A private hosted zone is a container that holds information about how you want to route traffic for a domain and its subdomains within one or more VPCs that you created with the Amazon VPC service. See Private Hosted Zones.

Reusable Delegation Sets

By default, each hosted zone that you create gets a different set of four name servers—a different delegation set. If you create a lot of hosted zones, maintaining different delegation sets can be difficult and time consuming. Route 53 lets you create a delegation set that you can reuse with multiple hosted zones. See Reusable Delegation Sets.

Resource Record Sets

After you create a hosted zone for your domain, such as example.com, you create resource record sets to tell the Domain Name System (DNS) how to route traffic for that domain. See Resource Record Sets.

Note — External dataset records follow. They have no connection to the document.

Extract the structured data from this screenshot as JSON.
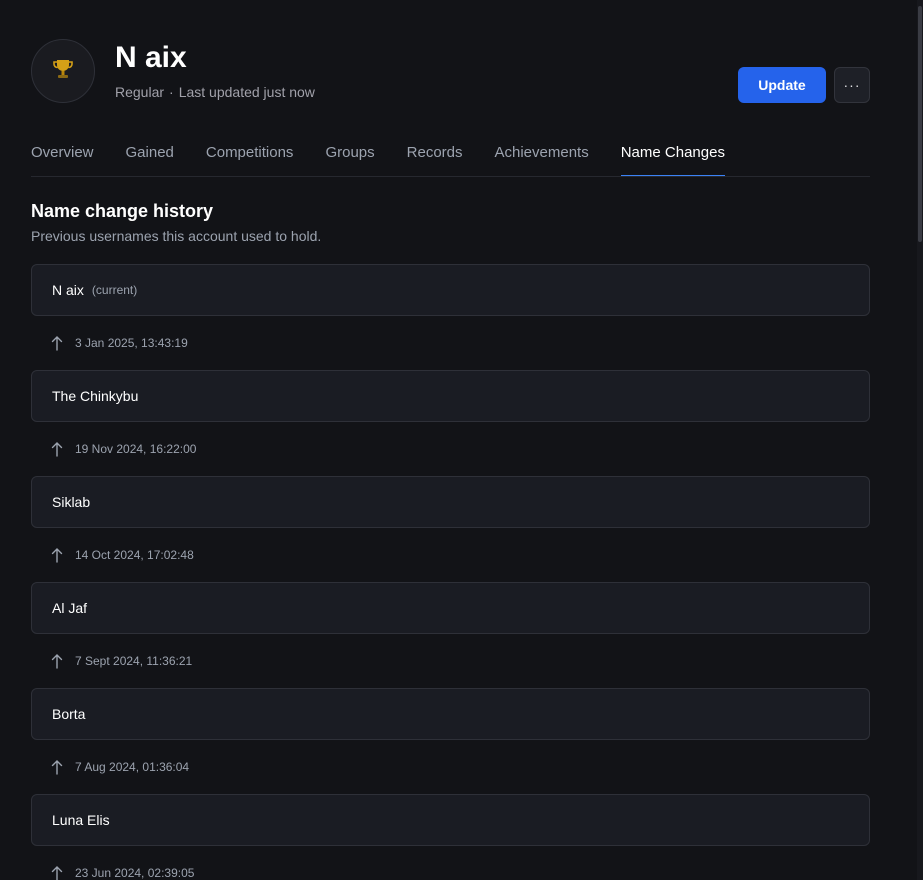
{
  "player": {
    "name": "N aix",
    "type": "Regular",
    "separator": "·",
    "last_updated": "Last updated just now",
    "avatar_icon": "trophy-icon"
  },
  "actions": {
    "update_label": "Update",
    "more_label": "···"
  },
  "tabs": [
    {
      "label": "Overview",
      "active": false
    },
    {
      "label": "Gained",
      "active": false
    },
    {
      "label": "Competitions",
      "active": false
    },
    {
      "label": "Groups",
      "active": false
    },
    {
      "label": "Records",
      "active": false
    },
    {
      "label": "Achievements",
      "active": false
    },
    {
      "label": "Name Changes",
      "active": true
    }
  ],
  "section": {
    "title": "Name change history",
    "subtitle": "Previous usernames this account used to hold."
  },
  "history": {
    "current_tag": "(current)",
    "names": [
      "N aix",
      "The Chinkybu",
      "Siklab",
      "Al Jaf",
      "Borta",
      "Luna Elis"
    ],
    "dates": [
      "3 Jan 2025, 13:43:19",
      "19 Nov 2024, 16:22:00",
      "14 Oct 2024, 17:02:48",
      "7 Sept 2024, 11:36:21",
      "7 Aug 2024, 01:36:04",
      "23 Jun 2024, 02:39:05"
    ]
  },
  "colors": {
    "background": "#121317",
    "card": "#1a1c23",
    "accent": "#2563eb",
    "muted_text": "#9ca3af"
  }
}
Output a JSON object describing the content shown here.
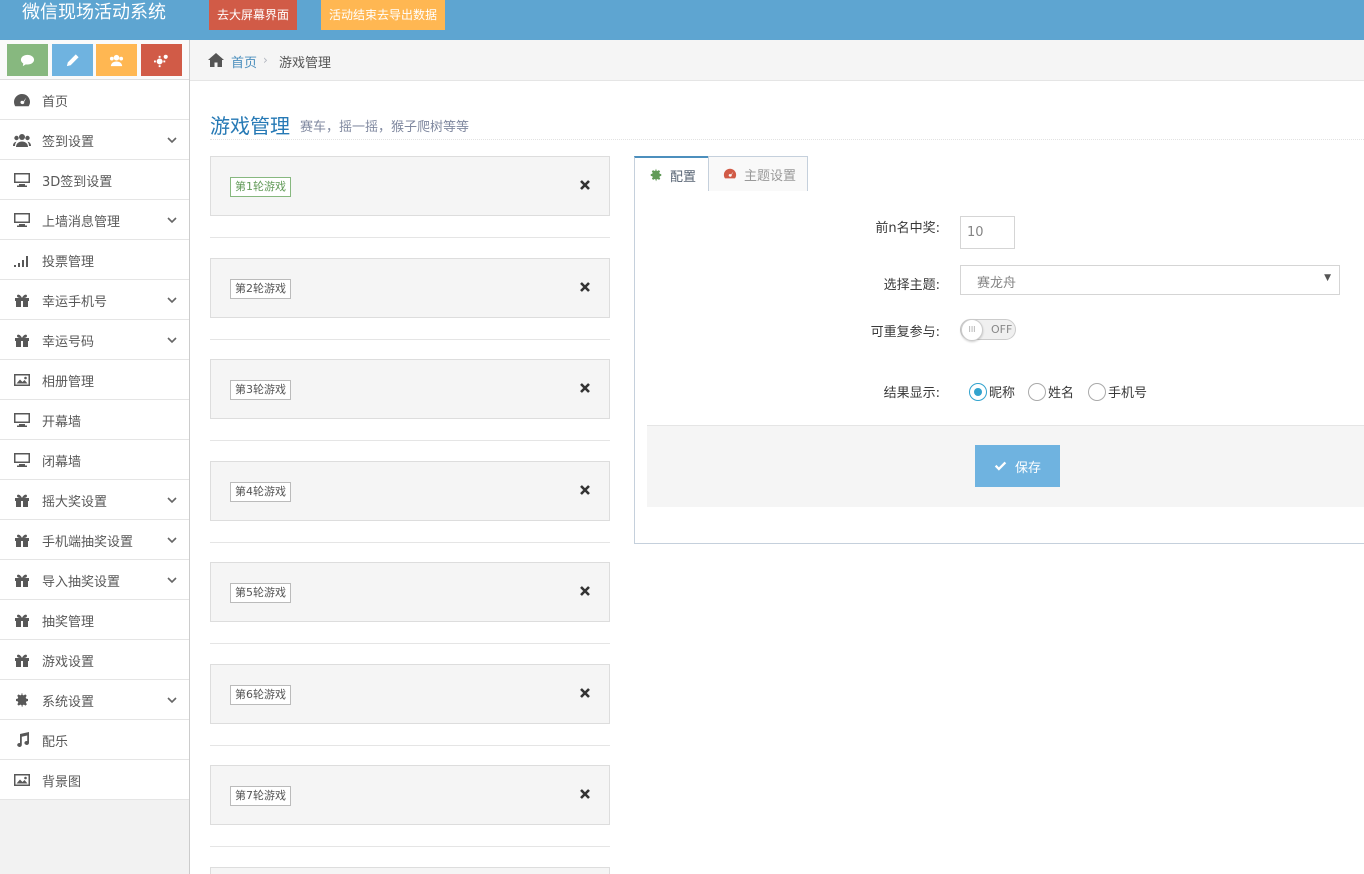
{
  "navbar": {
    "brand": "微信现场活动系统",
    "big_screen_button": "去大屏幕界面",
    "export_button": "活动结束去导出数据"
  },
  "sidebar": {
    "items": [
      {
        "label": "首页",
        "icon": "dashboard-icon",
        "submenu": false
      },
      {
        "label": "签到设置",
        "icon": "users-icon",
        "submenu": true
      },
      {
        "label": "3D签到设置",
        "icon": "desktop-icon",
        "submenu": false
      },
      {
        "label": "上墙消息管理",
        "icon": "desktop-icon",
        "submenu": true
      },
      {
        "label": "投票管理",
        "icon": "signal-icon",
        "submenu": false
      },
      {
        "label": "幸运手机号",
        "icon": "gift-icon",
        "submenu": true
      },
      {
        "label": "幸运号码",
        "icon": "gift-icon",
        "submenu": true
      },
      {
        "label": "相册管理",
        "icon": "picture-icon",
        "submenu": false
      },
      {
        "label": "开幕墙",
        "icon": "desktop-icon",
        "submenu": false
      },
      {
        "label": "闭幕墙",
        "icon": "desktop-icon",
        "submenu": false
      },
      {
        "label": "摇大奖设置",
        "icon": "gift-icon",
        "submenu": true
      },
      {
        "label": "手机端抽奖设置",
        "icon": "gift-icon",
        "submenu": true
      },
      {
        "label": "导入抽奖设置",
        "icon": "gift-icon",
        "submenu": true
      },
      {
        "label": "抽奖管理",
        "icon": "gift-icon",
        "submenu": false
      },
      {
        "label": "游戏设置",
        "icon": "gift-icon",
        "submenu": false
      },
      {
        "label": "系统设置",
        "icon": "gear-icon",
        "submenu": true
      },
      {
        "label": "配乐",
        "icon": "music-icon",
        "submenu": false
      },
      {
        "label": "背景图",
        "icon": "picture-icon",
        "submenu": false
      }
    ]
  },
  "breadcrumb": {
    "home": "首页",
    "separator": "›",
    "current": "游戏管理"
  },
  "page": {
    "title": "游戏管理",
    "subtitle": "赛车，摇一摇，猴子爬树等等"
  },
  "games": [
    {
      "label": "第1轮游戏",
      "active": true
    },
    {
      "label": "第2轮游戏",
      "active": false
    },
    {
      "label": "第3轮游戏",
      "active": false
    },
    {
      "label": "第4轮游戏",
      "active": false
    },
    {
      "label": "第5轮游戏",
      "active": false
    },
    {
      "label": "第6轮游戏",
      "active": false
    },
    {
      "label": "第7轮游戏",
      "active": false
    }
  ],
  "tabs": {
    "config": "配置",
    "theme": "主题设置"
  },
  "form": {
    "top_n_label": "前n名中奖:",
    "top_n_value": "10",
    "theme_label": "选择主题:",
    "theme_value": "赛龙舟",
    "repeat_label": "可重复参与:",
    "repeat_knob": "III",
    "repeat_state": "OFF",
    "result_label": "结果显示:",
    "result_options": [
      "昵称",
      "姓名",
      "手机号"
    ],
    "result_selected": "昵称",
    "save_button": "保存"
  },
  "colors": {
    "navbar": "#5ea5d1",
    "red": "#d15b47",
    "orange": "#ffb752",
    "green": "#87b87f",
    "blue": "#6fb3e0",
    "link": "#2679b5"
  }
}
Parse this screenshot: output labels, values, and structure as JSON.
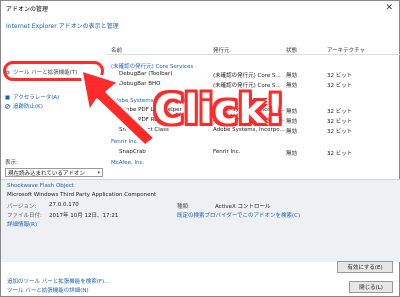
{
  "window": {
    "title": "アドオンの管理",
    "close_glyph": "✕"
  },
  "header": {
    "link": "Internet Explorer アドオンの表示と管理"
  },
  "sidebar": {
    "items": [
      {
        "label": "ツール バーと拡張機能(T)",
        "icon": "gear-icon"
      },
      {
        "label": "アクセラレータ(A)",
        "icon": "accelerator-icon"
      },
      {
        "label": "追跡防止(K)",
        "icon": "tracking-icon"
      }
    ],
    "show_label": "表示:",
    "show_value": "現在読み込まれているアドオン"
  },
  "list": {
    "columns": [
      "名前",
      "発行元",
      "状態",
      "アーキテクチャ"
    ],
    "groups": [
      {
        "name": "(未確認の発行元) Core Services"
      },
      {
        "name": "Adobe Systems, Incorporated"
      },
      {
        "name": "Fenrir Inc."
      },
      {
        "name": "McAfee, Inc."
      }
    ],
    "rows": [
      {
        "name": "DebugBar (Toolbar)",
        "publisher": "(未確認の発行元) Core S...",
        "status": "無効",
        "arch": "32 ビット"
      },
      {
        "name": "DebugBar BHO",
        "publisher": "(未確認の発行元) Core S...",
        "status": "無効",
        "arch": "32 ビット"
      },
      {
        "name": "Adobe PDF Link Helper",
        "publisher": "Adobe Systems, Incorpo...",
        "status": "無効",
        "arch": "32 ビット"
      },
      {
        "name": "Adobe PDF Reader",
        "publisher": "Adobe Systems, Incorpo...",
        "status": "無効",
        "arch": "32 ビット"
      },
      {
        "name": "SmartSelect Class",
        "publisher": "Adobe Systems, Incorpo...",
        "status": "無効",
        "arch": "32 ビット"
      },
      {
        "name": "SnapCrab",
        "publisher": "Fenrir Inc.",
        "status": "無効",
        "arch": "32 ビット"
      }
    ]
  },
  "details": {
    "name": "Shockwave Flash Object",
    "subtitle": "Microsoft Windows Third Party Application Component",
    "version_label": "バージョン:",
    "version": "27.0.0.170",
    "date_label": "ファイル日付:",
    "date": "2017年 10月 12日、17:21",
    "more": "詳細情報(R)",
    "type_label": "種類:",
    "type": "ActiveX コントロール",
    "search_link": "既定の検索プロバイダーでこのアドオンを検索(C)",
    "enable_button": "有効にする(E)"
  },
  "footer": {
    "link1": "追加のツール バーと拡張機能を検索(F)...",
    "link2": "ツール バーと拡張機能の詳細(N)",
    "close_button": "閉じる(L)"
  },
  "overlay": {
    "click_text": "Click!"
  },
  "colors": {
    "accent": "#ff2a2a",
    "link": "#1a5fb4"
  }
}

Traffic Policies and Traffic Policy Instances

You can create complex routing configurations, known as traffic policies, that use weighted, latency, failover, and geolocation resource record sets. You can then associate a traffic policy with a domain name or subdomain name, such as www.example.com, by creating a traffic policy instance. When users submit DNS queries for the domain or subdomain, Route 53 responds based on the traffic policy that you used to create the traffic policy instance. See Traffic Policies and Traffic Policy Instances.

Health Checks

Route 53 health checks monitor the health and performance of your web applications, web servers, and other resources. At regular intervals that you specify, Route 53 submits automated requests over the internet to your application, server, or other resource to verify that it's reachable, available, and functional. See Health Checks.

Domain Registrations

When you want to get a new domain name, such as example.com, you can register it with Route 53. You can also transfer the registration for existing domains from other registrars to Route 53. See Domain Registrations.

Namespaces, Services, and Service Instances

A namespace specifies the domain name that you want to route traffic to.

You create a service in a namespace and specify the configuration for DNS records and an optional health check that you want Route 53 to create when you register a service instance. A service represents an application component, such as a web server, that can run on one or multiple service instances that you want Route 53 to route traffic to.

A service instance contains information about how Route 53 responds to DNS queries for a resource, such as an EC2 instance.

See Service Discovery.

Query Logs

You can configure Route 53 to log information about the queries that Route 53 receives, such as the domain or subdomain that was requested, the date and time of the request, and the DNS record type (such as A or AAAA). See DNS Query Logs.

Tags

A tag is a label that you assign to an AWS resource. Each tag consists of a key and a value, both of which you define. You can use tags for a variety of purposes; one common use is to categorize and track your Route 53 costs. See Tags for Hosted Zones and Health Checks and Tags for Domains.

You can also use the Route 53 API to get the current limit on Route 53 objects that you can create, such as hosted zones and health checks. See Limits for Accounts, Hosted Zones, and Reusable Delegation Sets.

In addition, the Amazon Route 53 API Reference includes the following information:

  • Making API Requests – How to submit HTTP requests to Route 53

  • Traffic Policy Document Format – Syntax and examples for the document that you include when you create a traffic policy programmatically

For information about Route 53 concepts and about how to use the Route 53 console, see the Amazon Route 53 Developer Guide.